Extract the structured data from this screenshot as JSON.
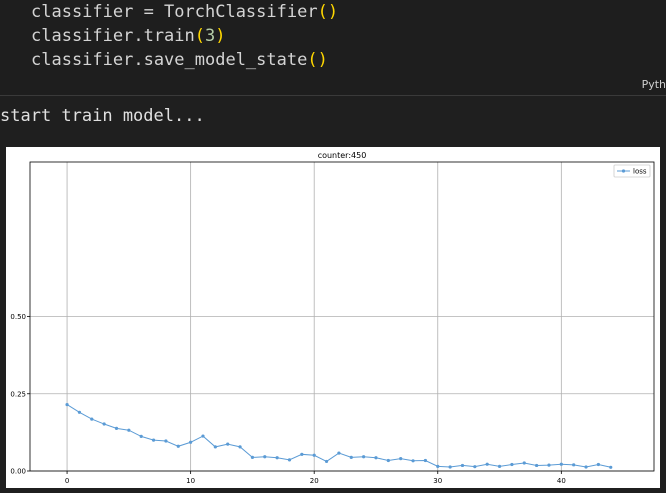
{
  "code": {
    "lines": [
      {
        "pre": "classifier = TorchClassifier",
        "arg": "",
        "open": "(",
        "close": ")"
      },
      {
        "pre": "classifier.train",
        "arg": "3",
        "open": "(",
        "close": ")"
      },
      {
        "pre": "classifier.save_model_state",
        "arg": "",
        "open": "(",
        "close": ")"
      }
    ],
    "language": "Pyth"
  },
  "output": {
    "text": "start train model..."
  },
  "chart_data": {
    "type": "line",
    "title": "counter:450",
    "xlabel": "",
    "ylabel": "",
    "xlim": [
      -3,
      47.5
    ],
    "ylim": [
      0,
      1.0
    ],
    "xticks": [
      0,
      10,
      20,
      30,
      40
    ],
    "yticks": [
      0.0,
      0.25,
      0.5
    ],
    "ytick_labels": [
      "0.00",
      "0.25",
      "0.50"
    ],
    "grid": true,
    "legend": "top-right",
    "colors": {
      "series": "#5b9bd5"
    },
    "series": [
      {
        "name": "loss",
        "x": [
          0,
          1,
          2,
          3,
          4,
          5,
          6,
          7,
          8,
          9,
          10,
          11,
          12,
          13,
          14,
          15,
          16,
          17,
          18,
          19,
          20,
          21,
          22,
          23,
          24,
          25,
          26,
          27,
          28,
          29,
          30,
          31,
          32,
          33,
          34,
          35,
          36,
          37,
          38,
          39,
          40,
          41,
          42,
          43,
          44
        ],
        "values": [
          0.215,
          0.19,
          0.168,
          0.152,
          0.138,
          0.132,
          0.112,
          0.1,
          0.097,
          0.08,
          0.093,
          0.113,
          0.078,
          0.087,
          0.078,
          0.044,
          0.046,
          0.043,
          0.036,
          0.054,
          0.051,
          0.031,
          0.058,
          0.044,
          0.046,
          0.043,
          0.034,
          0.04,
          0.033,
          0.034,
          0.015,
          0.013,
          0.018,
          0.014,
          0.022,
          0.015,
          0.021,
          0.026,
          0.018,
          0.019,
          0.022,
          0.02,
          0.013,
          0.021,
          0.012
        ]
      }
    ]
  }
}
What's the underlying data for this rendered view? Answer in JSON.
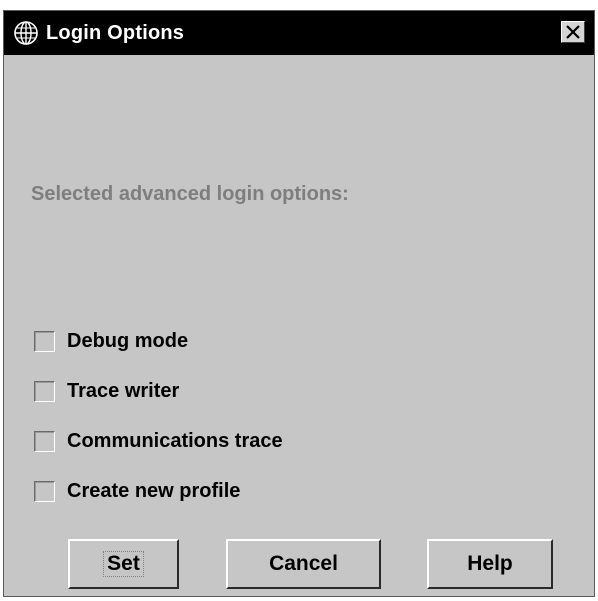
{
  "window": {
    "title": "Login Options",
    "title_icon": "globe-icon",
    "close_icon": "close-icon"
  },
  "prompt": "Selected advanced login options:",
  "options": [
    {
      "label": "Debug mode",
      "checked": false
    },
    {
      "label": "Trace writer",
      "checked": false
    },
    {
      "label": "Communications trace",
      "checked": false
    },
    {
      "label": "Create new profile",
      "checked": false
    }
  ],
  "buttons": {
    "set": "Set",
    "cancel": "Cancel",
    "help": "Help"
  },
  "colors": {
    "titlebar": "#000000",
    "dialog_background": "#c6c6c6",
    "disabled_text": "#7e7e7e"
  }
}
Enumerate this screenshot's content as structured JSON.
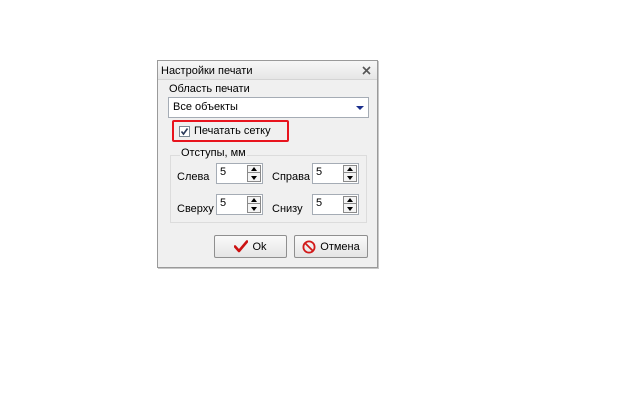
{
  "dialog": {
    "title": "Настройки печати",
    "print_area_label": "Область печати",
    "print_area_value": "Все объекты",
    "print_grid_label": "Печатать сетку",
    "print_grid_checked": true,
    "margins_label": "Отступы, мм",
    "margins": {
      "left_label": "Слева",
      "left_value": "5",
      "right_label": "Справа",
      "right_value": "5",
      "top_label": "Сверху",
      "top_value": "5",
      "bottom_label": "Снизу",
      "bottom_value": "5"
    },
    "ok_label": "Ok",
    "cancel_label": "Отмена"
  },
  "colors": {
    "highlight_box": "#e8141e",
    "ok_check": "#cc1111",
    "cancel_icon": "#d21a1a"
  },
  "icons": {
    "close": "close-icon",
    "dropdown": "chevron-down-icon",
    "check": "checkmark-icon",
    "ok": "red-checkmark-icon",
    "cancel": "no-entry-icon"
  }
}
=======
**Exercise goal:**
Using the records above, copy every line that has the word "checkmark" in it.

**Your solution:**
    "check": "checkmark-icon",
    "ok": "red-checkmark-icon",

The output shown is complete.